Educational Research and Reviews

  • Abbreviation: Educ. Res. Rev.
  • Language: English
  • ISSN: 1990-3839
  • DOI: 10.5897/ERR
  • Start Year: 2006
  • Published Articles: 1950

Full Length Research Paper

Teachers’ perceptions of classroom behaviour and working memory

Tracy Packiam Alloway*, Gwyneth Doherty-Sneddon and Lynsey Forbes
Centre for Memory and Learning in the Lifespan, Stirling University, Stirling, Scotland
Email: [email protected]

  •  Accepted: 03 January 2012
  •  Published: 12 February 2012

Abstract

Working memory, ability to remember and manipulate information, is crucial to academic attainment. The aim of the present study was to understand teachers’ perception of working memory and how it impacts classroom behaviour. A semi-structured interview was used to explore teachers’ ability to define working memory, identify these difficulties in the classroom, and effectively support struggling students. Teachers were then asked to identify students in their classroom whom they felt exhibited troublesome behaviour. The data indicated that teacher awareness of working memory was quite low, with the majority of them only able to correctly identify one or two signs of working memory failure and effective strategies to support it in the classroom. The study also found that students the teachers consider as troublesome showed signs of working memory failure.

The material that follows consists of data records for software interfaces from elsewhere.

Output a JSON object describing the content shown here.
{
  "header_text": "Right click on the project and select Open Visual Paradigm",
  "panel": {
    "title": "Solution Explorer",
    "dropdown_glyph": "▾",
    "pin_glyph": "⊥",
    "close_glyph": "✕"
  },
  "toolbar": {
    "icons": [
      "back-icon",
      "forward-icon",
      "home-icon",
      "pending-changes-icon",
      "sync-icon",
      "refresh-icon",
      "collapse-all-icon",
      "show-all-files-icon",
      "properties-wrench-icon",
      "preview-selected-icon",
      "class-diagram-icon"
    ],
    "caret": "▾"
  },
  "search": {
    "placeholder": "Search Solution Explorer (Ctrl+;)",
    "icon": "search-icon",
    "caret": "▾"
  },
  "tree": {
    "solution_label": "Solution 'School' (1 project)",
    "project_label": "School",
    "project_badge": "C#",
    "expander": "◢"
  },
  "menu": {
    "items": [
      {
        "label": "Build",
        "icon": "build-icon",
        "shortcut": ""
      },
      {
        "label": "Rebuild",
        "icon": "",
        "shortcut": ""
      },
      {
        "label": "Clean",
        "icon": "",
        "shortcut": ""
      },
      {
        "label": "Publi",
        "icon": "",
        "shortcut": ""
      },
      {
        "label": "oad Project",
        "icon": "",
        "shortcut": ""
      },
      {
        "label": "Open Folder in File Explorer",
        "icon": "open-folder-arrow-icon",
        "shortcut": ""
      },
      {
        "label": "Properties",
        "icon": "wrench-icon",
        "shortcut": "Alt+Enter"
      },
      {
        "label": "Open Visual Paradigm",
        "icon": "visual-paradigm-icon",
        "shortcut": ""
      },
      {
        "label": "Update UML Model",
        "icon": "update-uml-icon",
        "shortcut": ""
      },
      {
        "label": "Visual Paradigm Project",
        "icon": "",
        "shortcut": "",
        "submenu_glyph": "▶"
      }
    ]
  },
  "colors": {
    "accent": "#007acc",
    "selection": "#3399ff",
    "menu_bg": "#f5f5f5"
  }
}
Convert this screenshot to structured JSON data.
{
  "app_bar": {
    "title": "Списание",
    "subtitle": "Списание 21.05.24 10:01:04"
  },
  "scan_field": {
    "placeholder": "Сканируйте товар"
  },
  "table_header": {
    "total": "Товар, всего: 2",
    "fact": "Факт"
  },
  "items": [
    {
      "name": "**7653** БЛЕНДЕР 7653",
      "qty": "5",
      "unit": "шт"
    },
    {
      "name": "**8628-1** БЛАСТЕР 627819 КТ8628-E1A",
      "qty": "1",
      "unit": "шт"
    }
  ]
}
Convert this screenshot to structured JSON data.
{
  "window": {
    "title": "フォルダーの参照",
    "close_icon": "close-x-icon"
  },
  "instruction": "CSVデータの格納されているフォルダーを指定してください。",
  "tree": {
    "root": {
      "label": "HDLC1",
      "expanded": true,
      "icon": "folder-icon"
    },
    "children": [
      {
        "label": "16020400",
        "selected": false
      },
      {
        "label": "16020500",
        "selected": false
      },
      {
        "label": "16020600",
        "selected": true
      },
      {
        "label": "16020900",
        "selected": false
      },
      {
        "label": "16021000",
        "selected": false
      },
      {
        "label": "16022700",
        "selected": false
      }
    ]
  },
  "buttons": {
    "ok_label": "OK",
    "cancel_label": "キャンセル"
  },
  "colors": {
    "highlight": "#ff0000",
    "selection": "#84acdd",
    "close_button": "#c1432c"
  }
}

The practical implications for screening and supporting students who exhibit troublesome behaviour in the classroom are discussed.

Key words: Working memory, classroom behaviour, strategies, teacher rating scales